Flexible Work Arrangements
Before you issue a blanket direction for staff to return to work, be prepared for some push-back. Many employees have developed a pattern of work that has resulted in the much-touted work/life balance and they may fight a return to pre-COVID-19 operations.
Vulnerable employees will also resist returning to the workplace if they would be seriously affected by COVID-19 infection. Some workers have been advised that it will not be safe for them to physically attend the workplace until a COVID-19 vaccine is developed. Their employers need to consider if there is capacity to allow those staff to continue working from home, what will be the deciding factors for granting long term work from home arrangements and how will their performance be monitored.
You should be clear about why you need your team entirely in the office. Consider whether you can introduce scheduling to reduce over-crowding, both in the workplace and on public transport, if you do need people to be physically present.
Forming workplace policies that genuinely reflect the needs of the business, including your capacity to monitor staff, will assist you, to manage your team, and if there is ever a dispute between you and your employees.
Good workplace policies create the foundation of your decision-making regarding employee conduct and added entitlements. Many employers have ended up with decisions against them because they have no or poor workplace policies.
The cases establish that where an employer relies on a workplace policy that has not been documented; that the staff have not been properly trained in; and the employer’s rights not appropriately enforced, they will have difficulty relying on their alleged rights.
Creating your own ‘roadmap’ will help everyone understand what is planned and what their part is in the process.

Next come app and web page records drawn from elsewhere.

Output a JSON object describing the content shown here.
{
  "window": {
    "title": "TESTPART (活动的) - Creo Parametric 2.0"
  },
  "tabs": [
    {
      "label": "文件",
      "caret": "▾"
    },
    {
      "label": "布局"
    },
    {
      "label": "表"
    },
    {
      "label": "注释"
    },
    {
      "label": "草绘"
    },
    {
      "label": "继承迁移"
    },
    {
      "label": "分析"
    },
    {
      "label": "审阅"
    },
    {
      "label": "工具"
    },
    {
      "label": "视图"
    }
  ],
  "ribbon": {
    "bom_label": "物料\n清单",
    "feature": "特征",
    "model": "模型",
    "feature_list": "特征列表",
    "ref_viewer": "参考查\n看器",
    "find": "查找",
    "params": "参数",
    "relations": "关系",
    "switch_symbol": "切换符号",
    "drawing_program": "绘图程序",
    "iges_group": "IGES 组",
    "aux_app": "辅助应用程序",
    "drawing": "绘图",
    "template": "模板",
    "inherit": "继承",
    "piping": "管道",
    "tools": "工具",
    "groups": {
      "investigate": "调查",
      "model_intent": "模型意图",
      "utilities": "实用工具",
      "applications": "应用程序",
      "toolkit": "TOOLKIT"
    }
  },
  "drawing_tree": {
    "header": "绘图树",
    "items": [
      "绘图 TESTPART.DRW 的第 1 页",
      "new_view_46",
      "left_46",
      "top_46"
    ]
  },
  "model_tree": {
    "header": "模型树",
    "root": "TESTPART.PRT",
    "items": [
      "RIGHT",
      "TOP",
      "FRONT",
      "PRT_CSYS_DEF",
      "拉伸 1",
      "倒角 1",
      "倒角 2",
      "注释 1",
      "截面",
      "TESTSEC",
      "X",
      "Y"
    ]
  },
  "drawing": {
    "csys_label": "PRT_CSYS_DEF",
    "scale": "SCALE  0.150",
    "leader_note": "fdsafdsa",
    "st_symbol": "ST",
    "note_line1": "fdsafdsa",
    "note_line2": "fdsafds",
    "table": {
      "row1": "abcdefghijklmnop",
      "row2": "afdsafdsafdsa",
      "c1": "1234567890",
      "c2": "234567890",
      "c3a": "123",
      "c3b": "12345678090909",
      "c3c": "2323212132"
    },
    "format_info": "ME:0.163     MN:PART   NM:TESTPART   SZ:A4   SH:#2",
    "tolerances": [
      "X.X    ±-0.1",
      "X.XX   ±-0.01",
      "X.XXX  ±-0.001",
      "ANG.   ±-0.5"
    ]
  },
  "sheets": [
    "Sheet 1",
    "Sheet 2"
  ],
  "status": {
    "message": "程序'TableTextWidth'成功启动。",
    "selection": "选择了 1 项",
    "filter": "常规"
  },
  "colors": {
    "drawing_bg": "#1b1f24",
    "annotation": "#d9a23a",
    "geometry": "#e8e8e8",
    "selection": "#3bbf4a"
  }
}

Be assured, everyone has a responsibility to ensure a safe return to work.
Work Health and Safety
Safe Work Australia has provided a range of COVID-19 resources to assist employers manage their health safety obligations in relation to the virus. Things for you to consider are:
- How will you ensure the health and safety of your staff in the workplace and the journey to and from work;
- How will you quantify and manage the real risks;
- How can you get property owners and co-tenants to take responsibility for managing shared environments; and
- How quickly and effectively can you respond to possible outbreaks in your workplace.
Safe Work Australia has prepared:
- National COVID-19 Safe Workplace Principles;
- Work health and safety guidance for COVID-19;
- Information about:
- Duties under WHS laws;
- Worker’s rights;
- Guidance about vulnerable workers;
- Working from home; and
- Mental health guidance.
Coupled with the Queensland state government’s resources around health management, restrictions, recovery roadmap and managing related issues, there is a thorough suite of tools available for employers to mange their responsibilities and for employees to understand their responsibilities.
The Active Law team can assist you to form compliant, effective workplace policies or to better understand your WHS and performance management responsibilities. You can reach us at email@example.com or on (07) 3160 000.
Reliance on content the material distributed is general information only. The information supplied is not and is not intended to be, legal or other professional advice, nor should it be relied upon as such. You should seek legal or professional advice in relation to your specific situation.
Active Law is ACS Queensland’s Preferred Legal Partner. Active Law is offering ACS Queensland members a 10% discount off legal services up to $2,000, and a 5% discount thereafter. To take up this offer, just mention you are an ACS member when you contact the team on (07) 3160 0000 or email firstname.lastname@example.org.